How ever they are getting them, so many now seem to have them, it no longer shocks police.
"It's a shame we're not shocked," Sergeant Walker said. "You're right, we are seeing younger people. It's a trend. Kids getting guns and doing something with them. It's a little disheartening."
It's not new. News On 6 crime reporter Lori Fullbright did a story in 2001 of a 13-year-old and 14-year-old robbing a Tulsa store, holding a gun to the clerk's stomach and grabbing the money.
And, another one in 1999, of kids as young as 13 years old and 15 years old were caught in a stolen car, filled with 18 rifles and handguns they'd stolen, after a police chase.
The problem is the situation is getting worse, despite new laws and new programs.
"Parents and kids themselves are going to have to take responsibility, that's the only way it's going to change.

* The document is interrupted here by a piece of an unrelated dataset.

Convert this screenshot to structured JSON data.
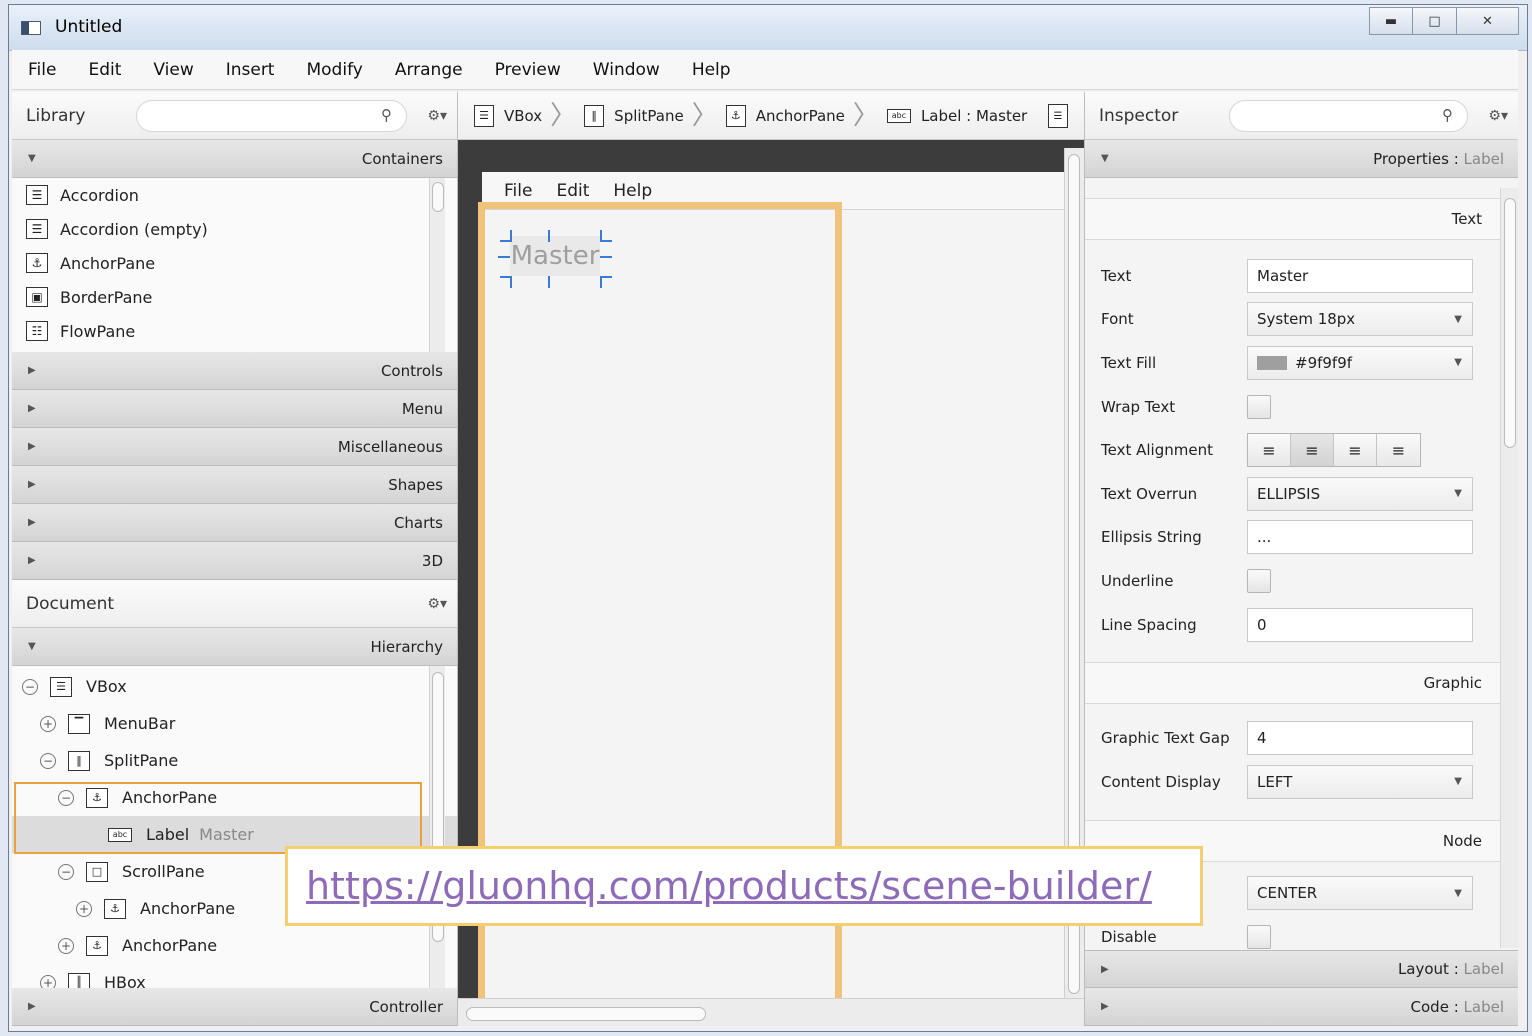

We can only have so many programs out there," Sergeant Walker said.
Sergeant Walker said maybe if the courts change how they deal with these young criminals with guns and put them away for a long time on the first offense, maybe then, kids will think twice.
So what happens if police catch this robber and he really is 12?
"If he is 12, we'll treat him like he's a robber, there's no other way to treat him," Sergeant Walker said.
Right now, kids doing gun crimes in the juvenile system can be kept in custody until they're 18.
Kids treated as youthful offenders can be kept until they're 19. They're not usually treated as adults until they're in their late teens; then they can be sent away for 20-30 years, even life, depending on the crime.
A lot of people agree that kids and gun violence is an epidemic, but few people agree on how to fix it.